YORKVILLE – An e-learning days plan for Yorkville School District 115 outside of the COVID-19 pandemic will be set for a public hearing and a Board of Education vote later this month.
Nick Baughman, District 115 associate superintendent for learning and instruction, said during a Monday, Oct. 5, school board Committee of the Whole meeting that under the proposed plan, schools wouldn’t have to add another student attendance day at the end of the calendar year to meet state requirements, as they would have to with emergency school closure days for inclement weather. He said that is separate from what the district currently is doing amid the COVID-19 pandemic and students would just participate in class virtually.
“And we’re fortunate, because we are one-to-one. So we have a device for every student in kindergarten through 12th grade and that we have the connectivity to be able to make an e-learning day happen in the case of an emergency,” Baughman said.
Baughman said sample emergency e-learning day schedules would include students participating in electronic Zoom calls for direct instruction and independent practice activities for at least five hours per e-learning day. He said age appropriateness is considered in the e-learning days plan.
For example, Baughman said, high schoolers would continue to follow their alternating day schedules and there would be no students on campus. He said middle school students would continue to follow their 10-period schedules in 25-minute increments for the day.
At the elementary school level, Baughman said, students would participate in 30-minute math Zoom calls with live instruction and similar 30-minute Zoom calls for English and language arts instruction. He said those students also would be given asynchronous activities to complete throughout the course of the day to fulfill that minimum five-hour day requirement.
“The elementary schedule is probably most like what our current e-learning plan is, but from a [seventh through 12th grade] perspective, this is a little bit of a different schedule” from what students are familiar with currently, Baughman said.
The update comes after former Gov. Bruce Rauner passed a measure in 2015 that created a pilot program for virtual learning days in schools to help keep snow or emergency days to a minimum during the school year. Since then, more schools have started to create their own e-learning day policies.

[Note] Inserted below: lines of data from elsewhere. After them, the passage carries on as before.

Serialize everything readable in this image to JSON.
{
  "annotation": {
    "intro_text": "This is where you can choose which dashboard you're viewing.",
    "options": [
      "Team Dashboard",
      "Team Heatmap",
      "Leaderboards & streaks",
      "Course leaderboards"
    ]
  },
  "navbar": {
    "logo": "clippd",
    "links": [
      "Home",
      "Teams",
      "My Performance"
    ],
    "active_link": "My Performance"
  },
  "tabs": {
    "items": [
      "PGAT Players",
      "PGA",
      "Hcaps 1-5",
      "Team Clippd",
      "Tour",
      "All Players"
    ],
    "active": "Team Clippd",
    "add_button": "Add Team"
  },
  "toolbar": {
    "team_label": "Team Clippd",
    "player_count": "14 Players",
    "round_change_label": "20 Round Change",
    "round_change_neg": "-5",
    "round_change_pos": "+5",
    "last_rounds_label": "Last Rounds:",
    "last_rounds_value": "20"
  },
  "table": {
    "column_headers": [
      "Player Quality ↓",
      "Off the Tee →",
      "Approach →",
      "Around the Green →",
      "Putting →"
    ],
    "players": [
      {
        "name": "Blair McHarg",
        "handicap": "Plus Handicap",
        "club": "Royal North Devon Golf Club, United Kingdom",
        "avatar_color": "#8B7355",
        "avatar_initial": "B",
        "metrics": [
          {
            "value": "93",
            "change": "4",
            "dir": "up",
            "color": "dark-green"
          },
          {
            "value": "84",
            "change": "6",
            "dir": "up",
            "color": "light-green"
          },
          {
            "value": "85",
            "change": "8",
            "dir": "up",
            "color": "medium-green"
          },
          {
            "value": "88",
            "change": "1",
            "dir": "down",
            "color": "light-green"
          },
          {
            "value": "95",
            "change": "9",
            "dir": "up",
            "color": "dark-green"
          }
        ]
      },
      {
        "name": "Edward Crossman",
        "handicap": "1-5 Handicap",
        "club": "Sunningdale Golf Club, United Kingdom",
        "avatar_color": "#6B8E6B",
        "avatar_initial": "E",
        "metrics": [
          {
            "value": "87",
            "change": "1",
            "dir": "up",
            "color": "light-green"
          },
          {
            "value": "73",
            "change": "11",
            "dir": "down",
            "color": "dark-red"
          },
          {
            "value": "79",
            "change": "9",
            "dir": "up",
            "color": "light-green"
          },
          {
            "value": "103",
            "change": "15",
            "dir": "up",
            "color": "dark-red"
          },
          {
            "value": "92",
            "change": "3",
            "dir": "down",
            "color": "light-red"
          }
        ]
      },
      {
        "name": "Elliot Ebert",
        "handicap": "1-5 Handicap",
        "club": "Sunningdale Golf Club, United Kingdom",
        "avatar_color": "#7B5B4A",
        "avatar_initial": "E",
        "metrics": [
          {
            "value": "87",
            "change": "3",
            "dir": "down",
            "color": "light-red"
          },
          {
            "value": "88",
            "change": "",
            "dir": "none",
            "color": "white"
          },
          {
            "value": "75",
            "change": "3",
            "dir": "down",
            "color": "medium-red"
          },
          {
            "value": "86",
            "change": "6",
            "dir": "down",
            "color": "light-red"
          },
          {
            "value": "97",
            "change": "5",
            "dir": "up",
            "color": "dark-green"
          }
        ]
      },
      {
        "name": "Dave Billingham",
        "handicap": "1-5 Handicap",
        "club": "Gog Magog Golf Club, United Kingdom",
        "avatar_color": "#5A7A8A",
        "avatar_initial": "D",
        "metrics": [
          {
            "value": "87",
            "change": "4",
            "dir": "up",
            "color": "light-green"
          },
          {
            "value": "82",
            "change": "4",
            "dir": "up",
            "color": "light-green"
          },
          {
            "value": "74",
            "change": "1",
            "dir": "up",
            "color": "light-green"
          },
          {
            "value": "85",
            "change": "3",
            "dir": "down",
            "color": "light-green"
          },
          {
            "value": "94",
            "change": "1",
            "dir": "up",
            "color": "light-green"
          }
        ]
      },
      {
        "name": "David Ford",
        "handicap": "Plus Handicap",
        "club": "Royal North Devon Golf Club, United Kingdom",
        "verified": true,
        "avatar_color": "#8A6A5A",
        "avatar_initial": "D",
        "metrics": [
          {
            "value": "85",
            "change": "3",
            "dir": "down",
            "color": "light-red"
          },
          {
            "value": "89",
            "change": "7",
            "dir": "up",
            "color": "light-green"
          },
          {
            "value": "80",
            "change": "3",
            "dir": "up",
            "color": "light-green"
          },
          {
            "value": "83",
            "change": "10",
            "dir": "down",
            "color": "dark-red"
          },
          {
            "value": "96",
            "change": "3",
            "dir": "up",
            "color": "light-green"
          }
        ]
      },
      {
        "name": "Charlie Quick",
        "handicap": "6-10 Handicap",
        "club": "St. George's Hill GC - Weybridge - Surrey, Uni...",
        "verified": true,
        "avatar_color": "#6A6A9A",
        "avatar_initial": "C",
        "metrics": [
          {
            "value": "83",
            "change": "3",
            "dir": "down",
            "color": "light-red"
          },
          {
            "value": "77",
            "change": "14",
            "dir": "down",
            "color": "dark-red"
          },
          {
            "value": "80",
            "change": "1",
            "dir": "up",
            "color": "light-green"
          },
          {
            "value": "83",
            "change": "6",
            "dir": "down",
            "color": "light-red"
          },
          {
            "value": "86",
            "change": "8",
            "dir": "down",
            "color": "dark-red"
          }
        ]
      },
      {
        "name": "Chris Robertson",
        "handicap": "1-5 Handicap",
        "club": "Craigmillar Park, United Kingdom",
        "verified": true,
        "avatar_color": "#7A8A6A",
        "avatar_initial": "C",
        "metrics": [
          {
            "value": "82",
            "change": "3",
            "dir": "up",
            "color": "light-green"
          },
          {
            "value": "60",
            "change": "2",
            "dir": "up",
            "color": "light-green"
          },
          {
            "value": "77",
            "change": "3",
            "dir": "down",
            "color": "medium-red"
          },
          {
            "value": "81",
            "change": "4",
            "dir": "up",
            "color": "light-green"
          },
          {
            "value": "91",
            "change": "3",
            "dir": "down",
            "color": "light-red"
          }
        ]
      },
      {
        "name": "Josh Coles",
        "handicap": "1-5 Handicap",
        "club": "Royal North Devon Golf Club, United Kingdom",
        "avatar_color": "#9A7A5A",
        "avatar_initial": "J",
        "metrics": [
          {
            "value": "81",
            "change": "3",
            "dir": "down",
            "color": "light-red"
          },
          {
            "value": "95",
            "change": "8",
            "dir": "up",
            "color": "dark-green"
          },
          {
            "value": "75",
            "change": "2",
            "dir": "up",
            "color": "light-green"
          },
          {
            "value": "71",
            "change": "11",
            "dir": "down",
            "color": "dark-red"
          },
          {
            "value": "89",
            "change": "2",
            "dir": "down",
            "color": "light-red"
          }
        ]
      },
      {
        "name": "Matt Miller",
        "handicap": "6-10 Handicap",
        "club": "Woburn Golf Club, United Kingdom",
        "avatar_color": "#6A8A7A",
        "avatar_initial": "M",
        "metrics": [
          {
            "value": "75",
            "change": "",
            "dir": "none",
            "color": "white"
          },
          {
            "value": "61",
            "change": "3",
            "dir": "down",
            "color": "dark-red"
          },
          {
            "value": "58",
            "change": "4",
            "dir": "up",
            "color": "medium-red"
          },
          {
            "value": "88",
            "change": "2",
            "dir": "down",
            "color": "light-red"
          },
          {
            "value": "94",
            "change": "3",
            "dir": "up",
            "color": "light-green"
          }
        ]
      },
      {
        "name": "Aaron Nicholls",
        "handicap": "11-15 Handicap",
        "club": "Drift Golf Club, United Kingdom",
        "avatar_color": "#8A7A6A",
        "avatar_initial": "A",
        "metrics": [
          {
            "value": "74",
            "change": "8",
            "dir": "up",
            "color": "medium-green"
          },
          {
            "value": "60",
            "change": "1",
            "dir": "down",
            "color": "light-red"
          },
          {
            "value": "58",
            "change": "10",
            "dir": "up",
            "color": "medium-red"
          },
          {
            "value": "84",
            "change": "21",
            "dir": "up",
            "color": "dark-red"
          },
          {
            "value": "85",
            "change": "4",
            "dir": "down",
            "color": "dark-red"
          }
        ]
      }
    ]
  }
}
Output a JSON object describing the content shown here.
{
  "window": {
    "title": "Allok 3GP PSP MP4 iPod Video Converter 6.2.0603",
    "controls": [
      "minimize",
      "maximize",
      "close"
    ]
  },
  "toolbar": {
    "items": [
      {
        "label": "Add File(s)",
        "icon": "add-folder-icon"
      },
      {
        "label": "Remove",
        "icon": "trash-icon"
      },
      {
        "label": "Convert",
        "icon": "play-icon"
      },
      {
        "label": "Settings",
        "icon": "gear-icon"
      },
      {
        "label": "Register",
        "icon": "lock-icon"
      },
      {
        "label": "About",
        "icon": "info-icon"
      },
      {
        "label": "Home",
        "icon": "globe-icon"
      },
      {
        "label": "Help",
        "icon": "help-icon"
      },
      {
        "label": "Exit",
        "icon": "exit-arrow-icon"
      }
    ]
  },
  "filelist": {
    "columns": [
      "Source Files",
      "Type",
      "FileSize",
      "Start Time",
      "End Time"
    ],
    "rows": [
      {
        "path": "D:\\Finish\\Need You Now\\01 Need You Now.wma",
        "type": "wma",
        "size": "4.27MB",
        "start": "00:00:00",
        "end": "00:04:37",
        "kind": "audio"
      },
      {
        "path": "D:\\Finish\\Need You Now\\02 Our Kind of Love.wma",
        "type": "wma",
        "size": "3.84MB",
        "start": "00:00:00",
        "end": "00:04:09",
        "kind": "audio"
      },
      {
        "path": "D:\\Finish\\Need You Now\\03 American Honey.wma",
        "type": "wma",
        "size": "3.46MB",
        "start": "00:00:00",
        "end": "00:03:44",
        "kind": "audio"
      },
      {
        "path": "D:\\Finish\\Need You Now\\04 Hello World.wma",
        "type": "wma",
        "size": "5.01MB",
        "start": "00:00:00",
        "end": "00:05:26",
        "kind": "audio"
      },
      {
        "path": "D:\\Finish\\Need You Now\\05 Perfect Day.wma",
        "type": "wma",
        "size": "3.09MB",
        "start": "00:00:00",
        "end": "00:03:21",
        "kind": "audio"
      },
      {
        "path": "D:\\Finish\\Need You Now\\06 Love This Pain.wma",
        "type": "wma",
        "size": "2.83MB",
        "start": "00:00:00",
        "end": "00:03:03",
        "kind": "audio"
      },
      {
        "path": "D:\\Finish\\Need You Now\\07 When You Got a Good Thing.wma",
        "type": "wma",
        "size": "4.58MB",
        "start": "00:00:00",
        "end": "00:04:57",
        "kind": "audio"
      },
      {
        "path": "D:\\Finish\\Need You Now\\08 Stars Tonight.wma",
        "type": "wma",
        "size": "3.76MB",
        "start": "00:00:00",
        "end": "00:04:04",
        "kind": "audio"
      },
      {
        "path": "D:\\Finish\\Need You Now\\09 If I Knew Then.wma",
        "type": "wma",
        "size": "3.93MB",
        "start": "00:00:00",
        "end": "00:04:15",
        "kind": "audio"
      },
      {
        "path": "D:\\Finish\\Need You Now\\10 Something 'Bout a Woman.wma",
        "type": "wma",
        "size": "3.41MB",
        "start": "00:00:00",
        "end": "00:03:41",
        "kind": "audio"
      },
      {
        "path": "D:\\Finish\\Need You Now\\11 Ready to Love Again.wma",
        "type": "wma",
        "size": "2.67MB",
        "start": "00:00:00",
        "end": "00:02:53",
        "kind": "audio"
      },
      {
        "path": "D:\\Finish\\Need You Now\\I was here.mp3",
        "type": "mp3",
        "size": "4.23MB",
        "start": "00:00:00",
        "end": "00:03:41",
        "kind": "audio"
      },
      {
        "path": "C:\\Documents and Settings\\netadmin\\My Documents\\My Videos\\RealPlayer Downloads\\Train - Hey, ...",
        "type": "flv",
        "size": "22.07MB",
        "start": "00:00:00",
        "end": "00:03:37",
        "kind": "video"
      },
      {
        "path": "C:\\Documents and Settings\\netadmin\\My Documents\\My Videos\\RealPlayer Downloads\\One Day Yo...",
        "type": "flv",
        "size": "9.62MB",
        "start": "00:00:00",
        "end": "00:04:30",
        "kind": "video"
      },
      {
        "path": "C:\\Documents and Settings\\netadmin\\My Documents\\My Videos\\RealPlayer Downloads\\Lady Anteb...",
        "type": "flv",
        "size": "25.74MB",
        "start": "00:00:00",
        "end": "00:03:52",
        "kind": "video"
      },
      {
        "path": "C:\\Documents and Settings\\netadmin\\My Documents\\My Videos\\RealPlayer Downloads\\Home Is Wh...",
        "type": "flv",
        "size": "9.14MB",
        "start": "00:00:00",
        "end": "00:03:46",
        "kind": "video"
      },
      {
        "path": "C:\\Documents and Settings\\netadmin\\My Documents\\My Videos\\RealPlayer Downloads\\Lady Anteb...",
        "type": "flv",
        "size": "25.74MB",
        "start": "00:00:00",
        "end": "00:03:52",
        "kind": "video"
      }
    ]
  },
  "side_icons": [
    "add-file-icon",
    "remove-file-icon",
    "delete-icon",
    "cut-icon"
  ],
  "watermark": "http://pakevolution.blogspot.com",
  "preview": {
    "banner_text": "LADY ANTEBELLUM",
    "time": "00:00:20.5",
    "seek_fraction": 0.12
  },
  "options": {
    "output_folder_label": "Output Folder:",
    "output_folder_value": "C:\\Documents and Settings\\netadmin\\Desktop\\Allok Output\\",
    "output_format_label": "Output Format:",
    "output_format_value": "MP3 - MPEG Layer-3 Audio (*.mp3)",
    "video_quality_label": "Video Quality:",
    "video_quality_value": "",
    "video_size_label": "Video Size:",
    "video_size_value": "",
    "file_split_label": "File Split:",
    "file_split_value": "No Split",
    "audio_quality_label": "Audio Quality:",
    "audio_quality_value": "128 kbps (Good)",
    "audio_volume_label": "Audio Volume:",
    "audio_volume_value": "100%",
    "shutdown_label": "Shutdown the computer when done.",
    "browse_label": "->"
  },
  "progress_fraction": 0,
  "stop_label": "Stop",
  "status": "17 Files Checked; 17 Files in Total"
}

District officials said the district submitted a similar plan earlier this year to the Regional Office of Education. However, state education officials told district officials that they needed to resubmit the plan for more formal approval, per district officials.
School board member Jason Senffner said this type of plan has been a topic of conversation for the school board, even before the pandemic, throughout the seven years he’s been on the board. He said it’s something that the board always has talked about getting around to in terms of getting rid of days at the end of the year.
“So it seems like a nice plan,” Senffner said.
Baughman said that snow days that the way most adults knew them when growing up may be becoming a thing of the past. He said more school districts are starting to have more technological capabilities to have students participate in class remotely if in-person attendance isn’t possible for any emergency reasons.
Baughman said the general use of e-learning platforms overall seem to be well-received so far within the district.
“And I think, in my opinion, the pandemic has kind of forced us to get used to learning in different platforms,” Baughman said. “And so this is not necessarily a large-scale change for what our families have been used to.”
Baughman said the district anticipates having a public hearing for the e-learning day plan, along with the school board vote for the plan, be scheduled for Oct. 26 at the Yorkville High School library. He said the plan would then be to submit it to the Regional Office of Education for their approval.